START Material for the task

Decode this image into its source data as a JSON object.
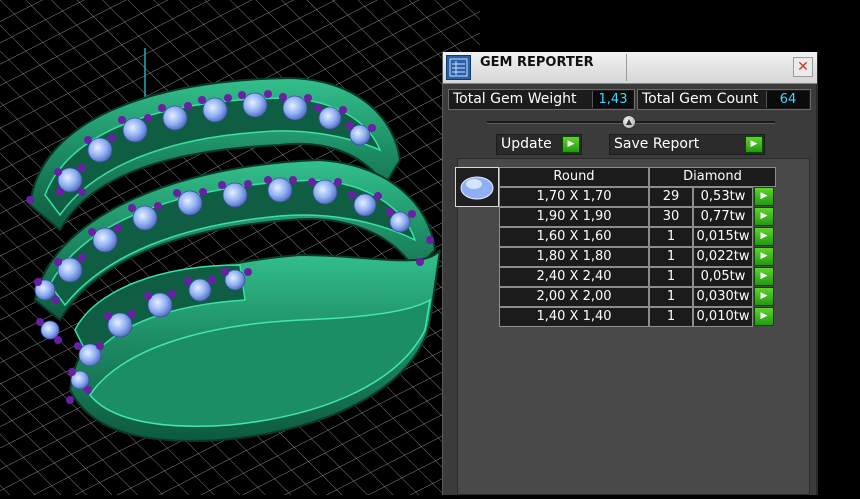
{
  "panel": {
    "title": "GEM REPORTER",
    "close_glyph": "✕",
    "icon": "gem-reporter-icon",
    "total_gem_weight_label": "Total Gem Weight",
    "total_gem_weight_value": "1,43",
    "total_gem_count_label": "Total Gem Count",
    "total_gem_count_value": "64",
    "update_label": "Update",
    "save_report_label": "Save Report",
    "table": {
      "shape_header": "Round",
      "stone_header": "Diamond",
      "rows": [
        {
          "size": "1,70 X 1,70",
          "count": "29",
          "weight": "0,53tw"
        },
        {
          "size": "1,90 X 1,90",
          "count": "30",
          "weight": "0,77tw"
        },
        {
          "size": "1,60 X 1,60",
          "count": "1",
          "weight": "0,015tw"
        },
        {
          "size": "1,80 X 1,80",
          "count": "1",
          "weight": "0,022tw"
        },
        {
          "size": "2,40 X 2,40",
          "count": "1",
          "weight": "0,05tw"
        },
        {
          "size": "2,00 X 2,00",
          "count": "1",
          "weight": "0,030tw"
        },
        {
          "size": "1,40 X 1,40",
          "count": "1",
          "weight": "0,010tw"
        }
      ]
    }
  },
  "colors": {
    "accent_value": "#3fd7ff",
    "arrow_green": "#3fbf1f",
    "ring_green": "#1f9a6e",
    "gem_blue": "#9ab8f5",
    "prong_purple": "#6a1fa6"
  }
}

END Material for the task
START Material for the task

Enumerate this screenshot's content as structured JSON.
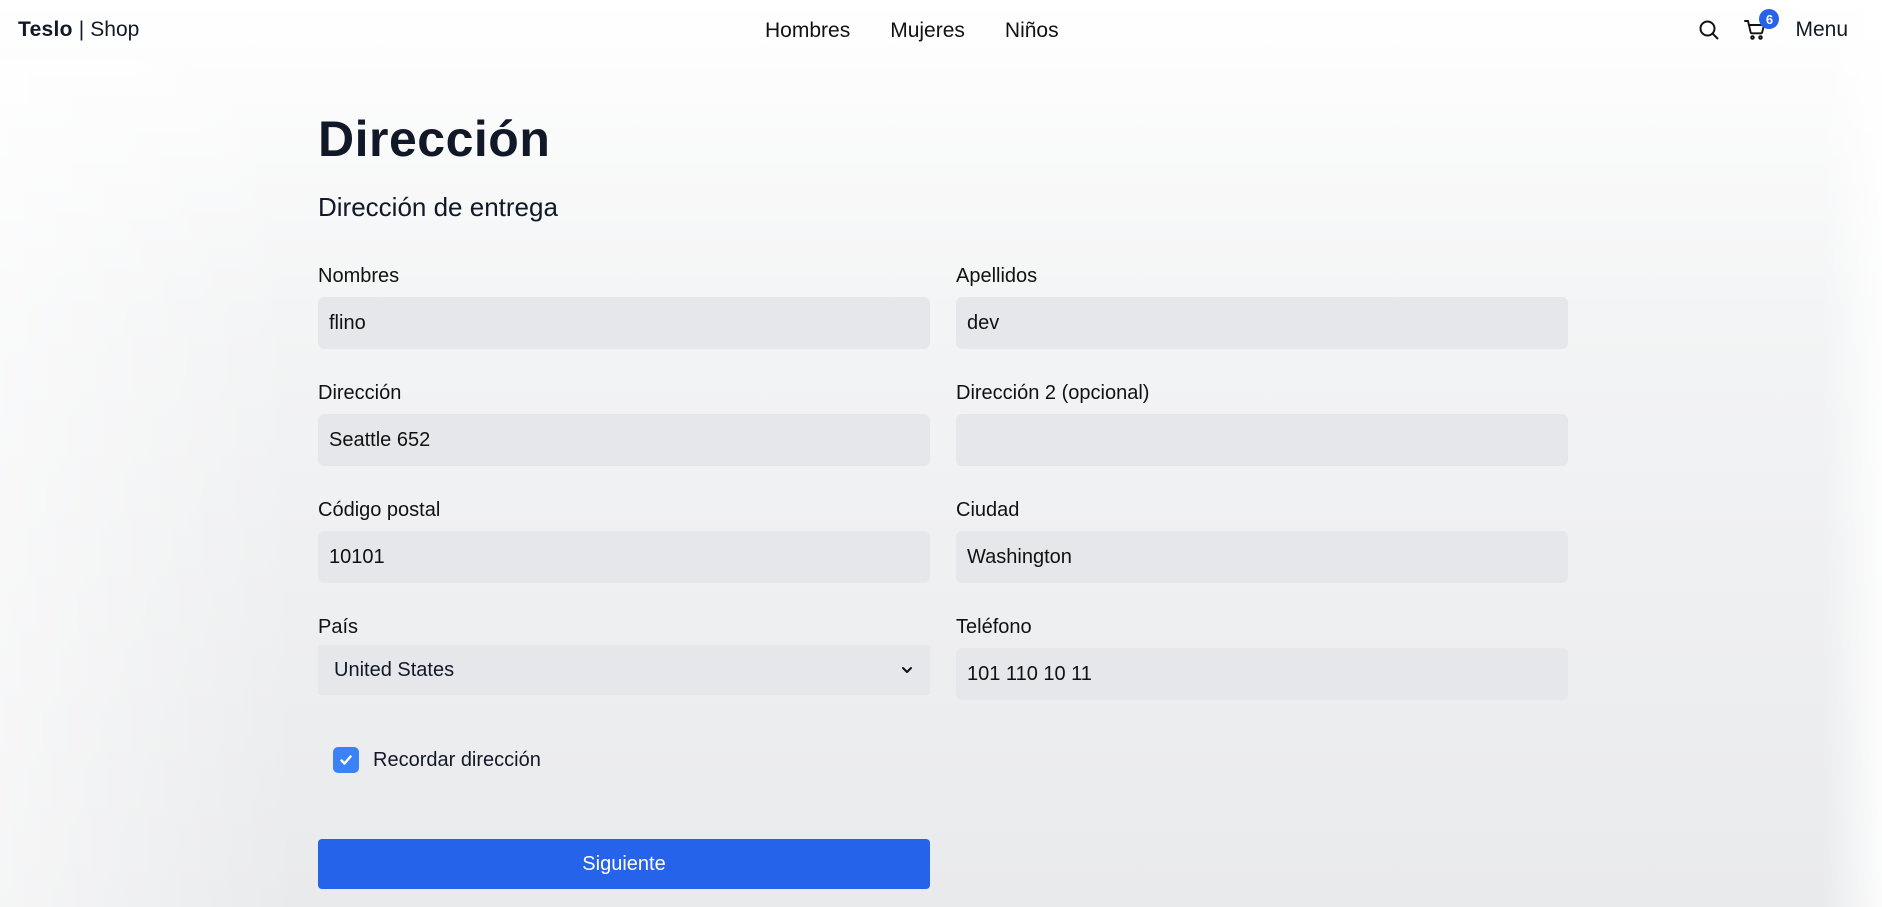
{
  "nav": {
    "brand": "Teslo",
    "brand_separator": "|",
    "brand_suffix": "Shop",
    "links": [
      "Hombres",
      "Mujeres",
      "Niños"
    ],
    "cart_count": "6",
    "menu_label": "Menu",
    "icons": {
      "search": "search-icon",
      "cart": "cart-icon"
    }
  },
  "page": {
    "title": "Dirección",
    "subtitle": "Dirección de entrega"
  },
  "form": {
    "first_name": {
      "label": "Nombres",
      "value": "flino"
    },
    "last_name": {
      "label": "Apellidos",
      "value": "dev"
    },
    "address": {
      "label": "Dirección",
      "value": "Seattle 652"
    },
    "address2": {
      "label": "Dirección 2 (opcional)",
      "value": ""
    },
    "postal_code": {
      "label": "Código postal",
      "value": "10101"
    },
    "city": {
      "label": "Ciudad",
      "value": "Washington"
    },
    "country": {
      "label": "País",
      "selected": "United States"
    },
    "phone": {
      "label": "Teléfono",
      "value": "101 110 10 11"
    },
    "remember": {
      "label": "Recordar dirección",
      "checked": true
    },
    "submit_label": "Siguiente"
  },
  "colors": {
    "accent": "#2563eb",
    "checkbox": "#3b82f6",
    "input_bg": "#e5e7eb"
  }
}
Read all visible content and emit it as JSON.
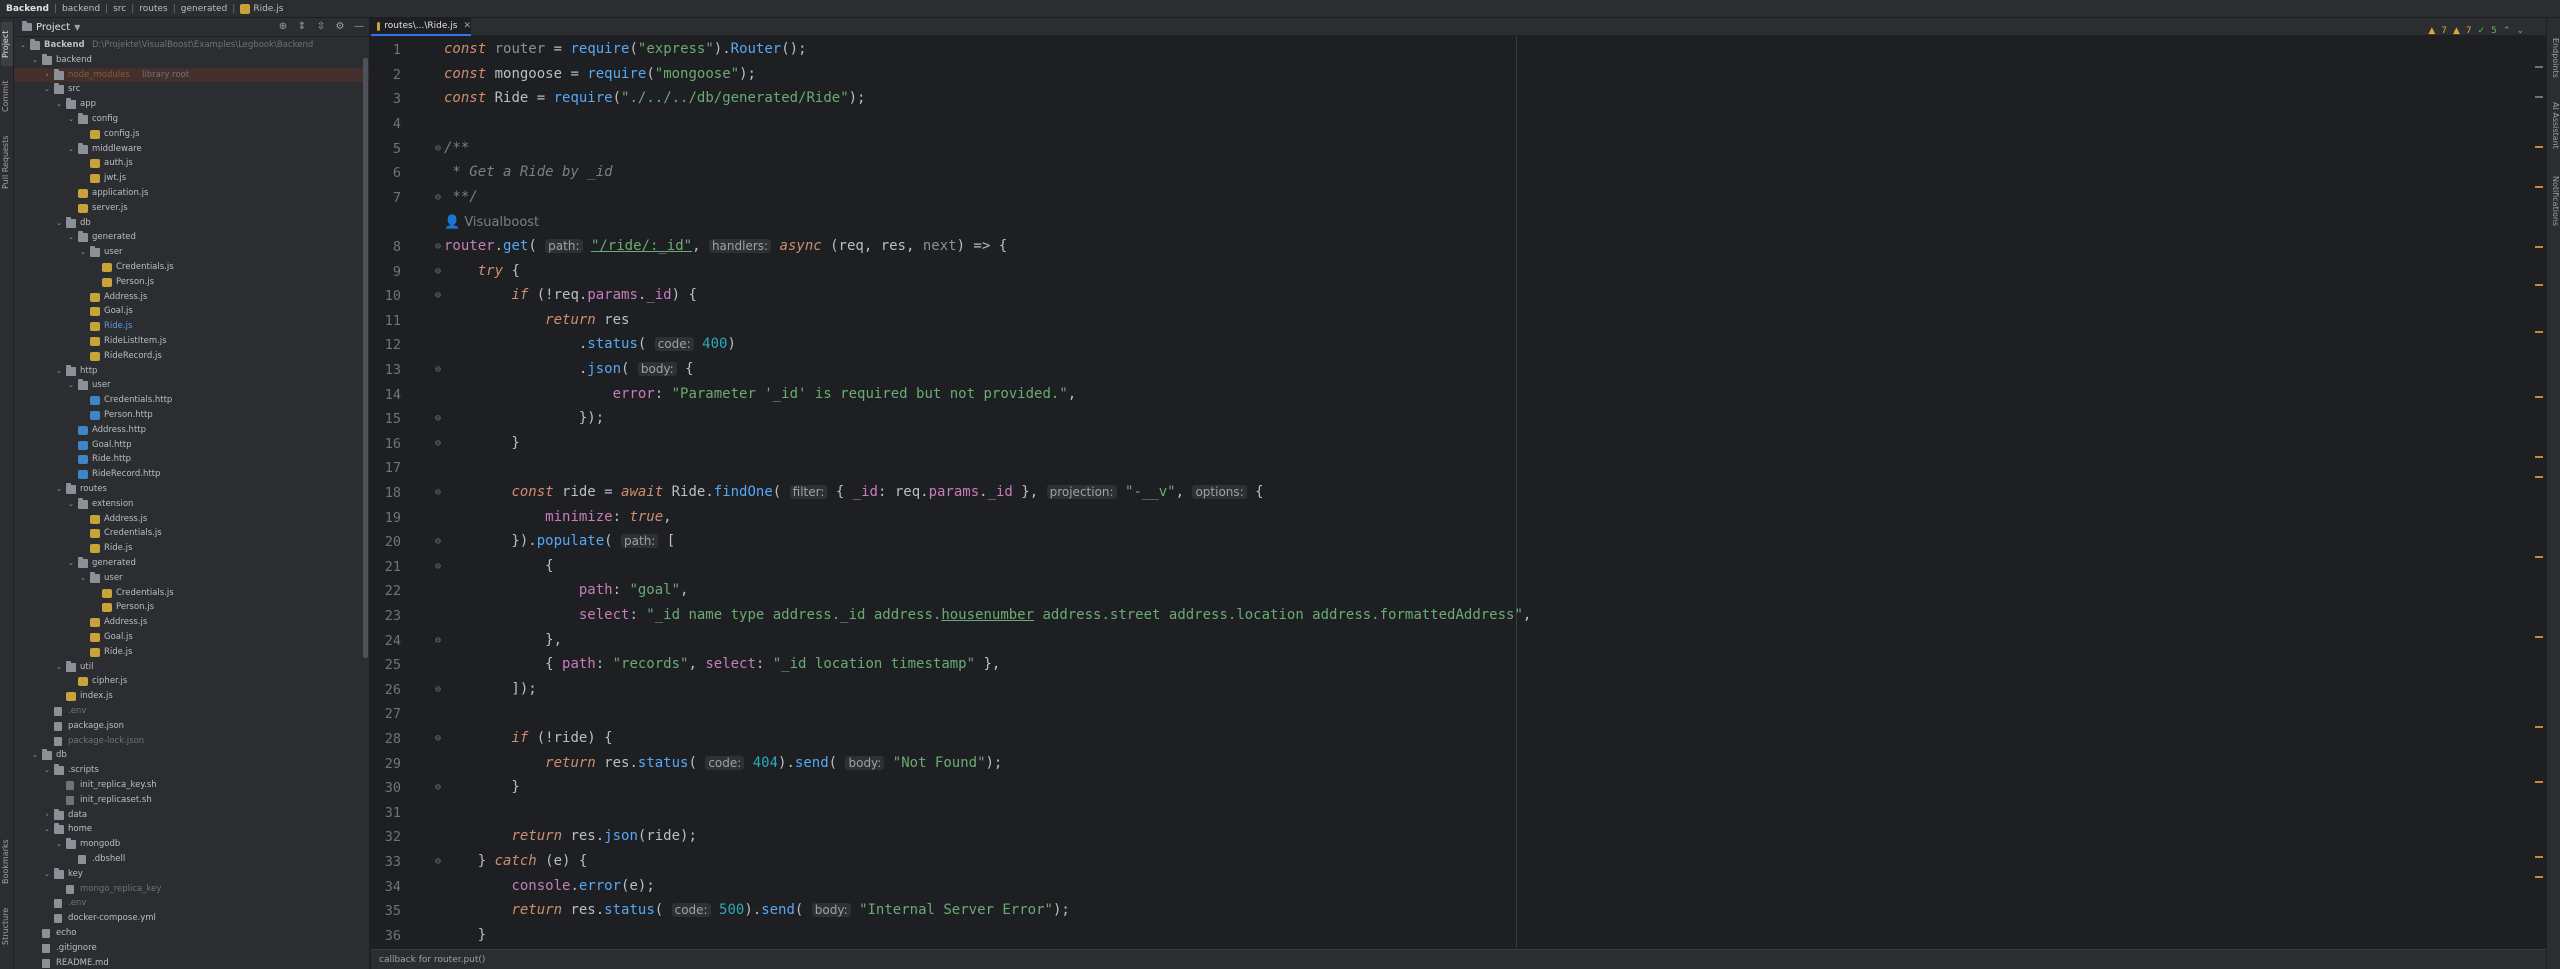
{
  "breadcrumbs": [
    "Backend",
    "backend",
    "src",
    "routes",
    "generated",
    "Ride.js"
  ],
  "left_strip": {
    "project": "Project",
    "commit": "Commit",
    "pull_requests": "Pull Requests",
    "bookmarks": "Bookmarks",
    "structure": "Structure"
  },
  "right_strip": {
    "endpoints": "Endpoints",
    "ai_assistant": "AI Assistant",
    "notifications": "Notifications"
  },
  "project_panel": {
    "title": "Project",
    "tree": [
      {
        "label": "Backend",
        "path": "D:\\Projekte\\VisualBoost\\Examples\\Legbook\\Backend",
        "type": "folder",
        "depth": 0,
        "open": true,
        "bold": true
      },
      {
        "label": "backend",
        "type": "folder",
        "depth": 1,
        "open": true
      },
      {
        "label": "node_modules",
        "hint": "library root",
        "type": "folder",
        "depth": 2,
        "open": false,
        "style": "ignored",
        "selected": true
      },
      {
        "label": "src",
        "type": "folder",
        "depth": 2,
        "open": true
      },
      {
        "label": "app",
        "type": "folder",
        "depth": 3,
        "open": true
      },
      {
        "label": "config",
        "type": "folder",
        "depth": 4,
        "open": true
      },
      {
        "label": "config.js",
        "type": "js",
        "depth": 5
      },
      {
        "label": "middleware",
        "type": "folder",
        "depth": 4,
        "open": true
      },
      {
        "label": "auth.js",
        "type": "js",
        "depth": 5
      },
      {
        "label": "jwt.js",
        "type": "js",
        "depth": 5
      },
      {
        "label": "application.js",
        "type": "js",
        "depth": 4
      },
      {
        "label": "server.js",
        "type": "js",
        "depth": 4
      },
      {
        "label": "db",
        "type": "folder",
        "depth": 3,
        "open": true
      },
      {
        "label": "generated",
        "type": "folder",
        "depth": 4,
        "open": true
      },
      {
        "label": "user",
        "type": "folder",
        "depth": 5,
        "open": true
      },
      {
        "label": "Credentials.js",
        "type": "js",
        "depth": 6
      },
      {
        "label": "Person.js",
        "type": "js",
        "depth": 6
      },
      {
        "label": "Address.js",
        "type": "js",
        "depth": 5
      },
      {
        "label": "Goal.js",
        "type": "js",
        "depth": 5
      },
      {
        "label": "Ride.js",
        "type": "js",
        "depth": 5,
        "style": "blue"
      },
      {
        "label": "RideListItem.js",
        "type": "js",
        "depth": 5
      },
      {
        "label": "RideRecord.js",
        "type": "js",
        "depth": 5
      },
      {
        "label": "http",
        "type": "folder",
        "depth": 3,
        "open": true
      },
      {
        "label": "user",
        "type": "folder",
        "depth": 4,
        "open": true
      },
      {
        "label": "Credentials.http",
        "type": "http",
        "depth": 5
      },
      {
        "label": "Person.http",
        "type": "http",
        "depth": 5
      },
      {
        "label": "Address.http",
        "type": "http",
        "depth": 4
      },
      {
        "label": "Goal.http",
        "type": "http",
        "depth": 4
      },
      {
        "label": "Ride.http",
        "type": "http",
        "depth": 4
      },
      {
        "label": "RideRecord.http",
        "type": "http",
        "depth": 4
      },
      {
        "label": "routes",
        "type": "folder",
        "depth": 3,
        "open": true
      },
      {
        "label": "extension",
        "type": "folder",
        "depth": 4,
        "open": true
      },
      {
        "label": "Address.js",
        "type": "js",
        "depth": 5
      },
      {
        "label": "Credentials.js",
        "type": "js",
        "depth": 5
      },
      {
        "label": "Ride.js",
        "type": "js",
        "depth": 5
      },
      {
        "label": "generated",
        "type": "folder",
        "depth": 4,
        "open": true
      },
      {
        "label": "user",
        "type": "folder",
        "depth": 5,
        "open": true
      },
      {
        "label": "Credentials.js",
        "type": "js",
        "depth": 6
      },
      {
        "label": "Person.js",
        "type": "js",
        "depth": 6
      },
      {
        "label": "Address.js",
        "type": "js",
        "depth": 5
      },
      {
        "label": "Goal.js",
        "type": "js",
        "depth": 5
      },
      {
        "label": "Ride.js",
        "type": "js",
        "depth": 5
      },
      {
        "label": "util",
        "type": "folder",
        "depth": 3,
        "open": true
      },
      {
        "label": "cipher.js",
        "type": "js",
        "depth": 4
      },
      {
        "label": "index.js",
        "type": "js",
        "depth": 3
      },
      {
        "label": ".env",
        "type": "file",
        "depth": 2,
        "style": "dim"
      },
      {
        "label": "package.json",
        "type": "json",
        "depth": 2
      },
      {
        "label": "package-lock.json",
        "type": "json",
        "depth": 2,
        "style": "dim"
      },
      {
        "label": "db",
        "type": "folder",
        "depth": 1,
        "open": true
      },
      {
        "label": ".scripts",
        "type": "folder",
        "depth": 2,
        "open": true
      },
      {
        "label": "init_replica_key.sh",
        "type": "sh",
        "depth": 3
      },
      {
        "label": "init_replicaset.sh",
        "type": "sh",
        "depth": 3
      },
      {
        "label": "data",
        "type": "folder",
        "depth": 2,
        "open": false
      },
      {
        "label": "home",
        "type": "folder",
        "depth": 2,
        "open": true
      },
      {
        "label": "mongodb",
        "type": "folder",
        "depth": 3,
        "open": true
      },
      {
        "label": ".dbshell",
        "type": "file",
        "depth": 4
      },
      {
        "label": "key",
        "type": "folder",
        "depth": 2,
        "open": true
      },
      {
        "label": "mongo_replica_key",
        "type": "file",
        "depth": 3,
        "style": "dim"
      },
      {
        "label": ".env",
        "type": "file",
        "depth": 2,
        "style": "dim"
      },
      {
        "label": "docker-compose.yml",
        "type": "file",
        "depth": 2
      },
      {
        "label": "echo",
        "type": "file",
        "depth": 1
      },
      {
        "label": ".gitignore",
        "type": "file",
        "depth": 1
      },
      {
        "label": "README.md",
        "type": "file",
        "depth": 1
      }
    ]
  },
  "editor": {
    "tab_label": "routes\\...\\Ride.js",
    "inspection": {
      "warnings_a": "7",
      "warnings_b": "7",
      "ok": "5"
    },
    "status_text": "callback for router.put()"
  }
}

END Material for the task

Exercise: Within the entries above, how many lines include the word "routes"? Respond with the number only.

Solution for this task: 3